Unlike many players who took until age-25 to reach Triple-A, Souza wasn’t some late-round draft choice who consistently played above his tools. He was actually taken in the third round — as a third baseman — back in 2007, but completely stalled out in the low minors. In his first four years as a pro, Souza hit an uninspiring .226/.326/.360 between Rookie Ball and A-Ball.
But something seemed to click for Souza in 2012 — his fifth season in A-Ball. Between Low-A and High-A, the then-23-year-old broke out with a .297/.366/.572 batting line. For the first time as a pro, Souza was hitting for power. But thanks to his five-year bump in the road, he was extremely old for his level.
In 2013, Souza followed up his breakout campaign by crushing it once again in Double-A. Then, last year, he elevated his game to the next level with his other-worldly performance in Triple-A. From 2012 through 2014, Souza went from being a mildly intriguing A-Baller to banging on the door of the majors.
Having an excellent season in Triple-A is great and all, but the jump to the majors isn’t always a seamless one. There have been plenty of hitters who mashed in Triple-A only to hit like utility infielders in the big leagues. To see if Souza might run the risk of facing a similar fate, let’s look at some hitters similar to Souza, and see how they transitioned. Below, you’ll find a list of all hitters since 1990 whose league-adjusted walk rate, strikeout rate, BABIP, ISO and stolen base frequency fell within 1.5 standard deviations of Souza’s marks. I also included their big league stats from the following year.
For the most part, these Triple-A studs adapted pretty well to life in the big leagues.
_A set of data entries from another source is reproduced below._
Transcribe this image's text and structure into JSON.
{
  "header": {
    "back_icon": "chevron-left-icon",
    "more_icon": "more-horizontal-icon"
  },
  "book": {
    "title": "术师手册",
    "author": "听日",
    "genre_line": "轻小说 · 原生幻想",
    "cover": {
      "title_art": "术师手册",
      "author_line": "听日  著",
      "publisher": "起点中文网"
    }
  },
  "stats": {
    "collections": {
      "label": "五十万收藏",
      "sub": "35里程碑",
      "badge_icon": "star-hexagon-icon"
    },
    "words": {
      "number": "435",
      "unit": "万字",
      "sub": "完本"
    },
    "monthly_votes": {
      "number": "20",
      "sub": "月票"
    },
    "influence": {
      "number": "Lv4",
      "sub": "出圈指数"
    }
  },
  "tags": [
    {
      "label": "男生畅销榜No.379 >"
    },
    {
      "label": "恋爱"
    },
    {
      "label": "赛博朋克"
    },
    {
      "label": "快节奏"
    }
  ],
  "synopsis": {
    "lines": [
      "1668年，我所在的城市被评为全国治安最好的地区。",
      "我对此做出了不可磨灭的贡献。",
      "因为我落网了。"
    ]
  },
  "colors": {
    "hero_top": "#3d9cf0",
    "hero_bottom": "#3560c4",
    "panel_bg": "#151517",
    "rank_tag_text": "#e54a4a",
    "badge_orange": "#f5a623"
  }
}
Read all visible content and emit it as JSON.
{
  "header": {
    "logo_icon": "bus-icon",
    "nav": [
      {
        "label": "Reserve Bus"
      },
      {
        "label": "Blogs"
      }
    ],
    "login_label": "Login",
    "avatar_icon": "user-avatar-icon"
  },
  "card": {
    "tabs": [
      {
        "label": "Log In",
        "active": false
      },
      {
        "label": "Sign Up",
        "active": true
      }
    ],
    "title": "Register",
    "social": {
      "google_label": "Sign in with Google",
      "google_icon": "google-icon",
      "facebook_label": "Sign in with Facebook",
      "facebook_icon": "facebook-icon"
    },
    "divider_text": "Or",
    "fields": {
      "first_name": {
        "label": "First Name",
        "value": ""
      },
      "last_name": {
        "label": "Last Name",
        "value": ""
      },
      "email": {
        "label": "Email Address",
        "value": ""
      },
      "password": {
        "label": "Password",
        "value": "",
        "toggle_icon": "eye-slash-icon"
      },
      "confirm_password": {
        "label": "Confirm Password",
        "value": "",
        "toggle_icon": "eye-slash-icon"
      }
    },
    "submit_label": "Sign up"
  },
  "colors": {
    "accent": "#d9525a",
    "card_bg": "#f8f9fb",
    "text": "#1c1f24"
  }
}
Of the players who received a decent amount of playing time, B.J. Upton’s 2006 season is the only one that I’d characterize as bad. And you could even talk yourself into throwing out that data point. It’s not clear that Upton’s age-21 season tells us all that much about what Souza might do as a 26-year-old.
There’s always the chance that Souza will follow in the footsteps of Colin Cowgill. Like Souza, Cowgill was an outfielder who raked in Triple-A as a 25-year-old, but forgot how to hit upon arriving in the majors. However, the more likely scenario has Souza providing value to the Rays. Marty Cordova, Ben Francisco and Chris Dickerson — all mid-20’s outfielders — are good examples of what Souza might be capable of next year: An better-than-average bat with adequate defense in an outfield corner.
Yes, Souza has been old for his level for years now, but the “old for his league” caveat means less and less the closer a hitter gets to the majors. And when a hitter performs like Souza did in Triple-A, you absolutely have to take notice. More often than not, hitters who rake in Triple-A turn into serviceable big leaguers, regardless of how old they are.
Souza may be older than most rookies, but he’s done nothing but hit in each of the last three years. And if his 2014 performance is any indication, he’s more than ready for the show. At 26, Souza’s closer to his decline years than most rookies, so his peak will likely be shorter than most fellow prospects’. But short peak or not, he has the looks of a useful major league outfielder who’s ready to start contributing right now.